» What is needed
Collect the lines of the entries where "with" shows up.

» Data to use

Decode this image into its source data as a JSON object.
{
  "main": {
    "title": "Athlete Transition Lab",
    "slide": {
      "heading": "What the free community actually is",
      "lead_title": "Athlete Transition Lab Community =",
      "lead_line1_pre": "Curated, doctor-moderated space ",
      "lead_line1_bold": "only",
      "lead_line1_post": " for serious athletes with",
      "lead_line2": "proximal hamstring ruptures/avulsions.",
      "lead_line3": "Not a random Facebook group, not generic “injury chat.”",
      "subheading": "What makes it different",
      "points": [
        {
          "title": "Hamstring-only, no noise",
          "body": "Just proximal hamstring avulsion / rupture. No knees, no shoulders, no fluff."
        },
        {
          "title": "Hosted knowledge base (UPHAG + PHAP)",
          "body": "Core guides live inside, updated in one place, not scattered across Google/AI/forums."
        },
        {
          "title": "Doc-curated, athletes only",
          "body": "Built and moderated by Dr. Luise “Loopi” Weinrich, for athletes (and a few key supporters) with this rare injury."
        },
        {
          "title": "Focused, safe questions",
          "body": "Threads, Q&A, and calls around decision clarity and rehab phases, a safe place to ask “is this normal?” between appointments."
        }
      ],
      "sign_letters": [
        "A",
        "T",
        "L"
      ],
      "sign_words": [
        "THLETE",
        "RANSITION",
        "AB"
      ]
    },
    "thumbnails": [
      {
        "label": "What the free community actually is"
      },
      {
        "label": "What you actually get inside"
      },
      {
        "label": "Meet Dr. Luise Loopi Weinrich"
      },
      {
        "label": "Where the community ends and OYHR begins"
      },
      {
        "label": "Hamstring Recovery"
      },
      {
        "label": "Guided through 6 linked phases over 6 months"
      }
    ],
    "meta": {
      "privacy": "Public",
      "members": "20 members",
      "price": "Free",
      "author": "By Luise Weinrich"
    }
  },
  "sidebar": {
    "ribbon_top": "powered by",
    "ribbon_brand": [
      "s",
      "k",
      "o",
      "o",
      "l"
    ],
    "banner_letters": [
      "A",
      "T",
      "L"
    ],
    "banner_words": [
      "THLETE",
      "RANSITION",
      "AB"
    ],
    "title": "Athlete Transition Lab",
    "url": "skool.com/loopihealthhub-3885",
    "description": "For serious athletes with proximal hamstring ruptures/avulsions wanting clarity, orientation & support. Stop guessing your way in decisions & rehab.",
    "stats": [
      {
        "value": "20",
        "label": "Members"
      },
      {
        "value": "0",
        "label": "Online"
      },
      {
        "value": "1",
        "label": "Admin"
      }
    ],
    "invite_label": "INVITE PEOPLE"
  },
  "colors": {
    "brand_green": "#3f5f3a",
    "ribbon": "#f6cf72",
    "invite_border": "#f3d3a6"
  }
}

» Solution for this exercise
      "lead_line1_post": " for serious athletes with",
          "body": "Built and moderated by Dr. Luise “Loopi” Weinrich, for athletes (and a few key supporters) with this rare injury."
    "description": "For serious athletes with proximal hamstring ruptures/avulsions wanting clarity, orientation & support. Stop guessing your way in decisions & rehab.",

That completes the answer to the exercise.